Phil Collins has a couple of new friends in YouTube sensations Tim and Fred Williams.
Digital sales of the singer’s 1981 hit “In the Air Tonight” have spiked phenomenally since a video of the 22-year-old twins reacting to the tune went viral last week.
On the Friday and Saturday after the video’s viral tear, 4,600 digital copies of the song were sold, compared with a few hundred the previous weekend, according to Rolling Stone, which gets its info from music data collection firm Alpha Data. Compared to the previous two days, it was a 1,100% increase.
Streams of the tune didn’t spike much, if at all. But sales, yes. Perhaps it was a bunch of Boomers and Gen X-ers filling in the blanks from way back when they sold their apple crates full of vinyl? Because everyone needs at least a nod to Collins’ “Face Value” debut solo album.
The Williams brothers saw their YouTube channel’s popularity go through the roof in recent days thanks to the virality of that “In the Air Tonight” video. Viewers were genuinely delighted by their first-timer reactions to the song’s legendary, unexpected drum solo, which comes well into the moody cut.
Musician Phil Collins in 2016.
(Drew Gurian / Associated Press)
When Collins’ drum solo hits, about five minutes into the twins video, Tim and Fred look blown away. The two hit pause on the Genesis drummer’s song and share their (amazed) thoughts with big smiles on their faces.
“That was cold, that was cold how he did that. I ain’t gonna lie, Phil, you got me on that,” Tim said.
“I ain’t never seen nobody drop a beat three minutes in a song,” Fred chimed in. “He killed it! ...That’s unique.”
Many viewers noted on social media that the video had sent them down a rabbit hole of the brothers’ YouTube channel, TwinsthenewTrend, where there were plenty of videos to view.

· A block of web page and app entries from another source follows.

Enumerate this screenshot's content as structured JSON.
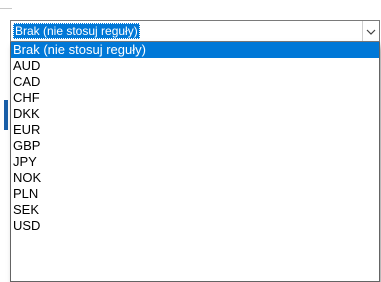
{
  "combo": {
    "value": "Brak (nie stosuj reguły)",
    "dropdown_icon": "chevron-down-icon"
  },
  "options": [
    "Brak (nie stosuj reguły)",
    "AUD",
    "CAD",
    "CHF",
    "DKK",
    "EUR",
    "GBP",
    "JPY",
    "NOK",
    "PLN",
    "SEK",
    "USD"
  ],
  "selected_index": 0,
  "colors": {
    "selection": "#0078d7",
    "selection_text": "#ffffff",
    "text": "#000000",
    "border": "#7a7a7a"
  }
}
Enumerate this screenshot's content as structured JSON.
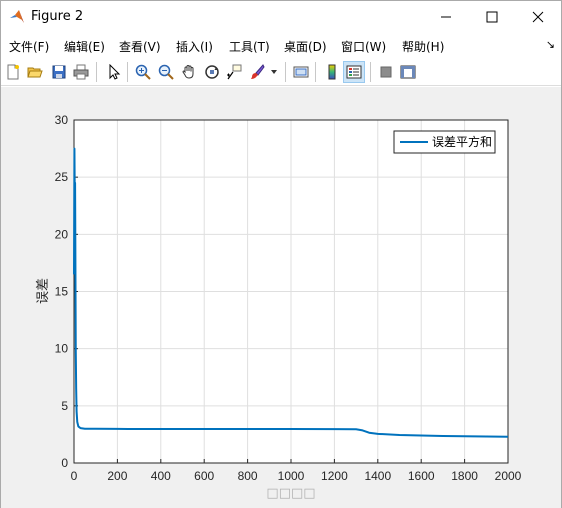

The Gary, Ind., twins’ routine is to take a song suggested by subscribers and give it a first-time listen on camera. They pretty much dig every tune, but the joy comes from seeing the reaction of a new generation to classic songs from all genres.
As of Tuesday, their YouTube channel was at 385,000 subscribers and growing, up from not quite 40,000 in early June. The channel hit 100,000 subscribers in late July, prompting a celebratory tweet from Tim Williams, who has been the primary anchor of the channel’s videos since July 2019.
I remember a year ago I wasn’t eating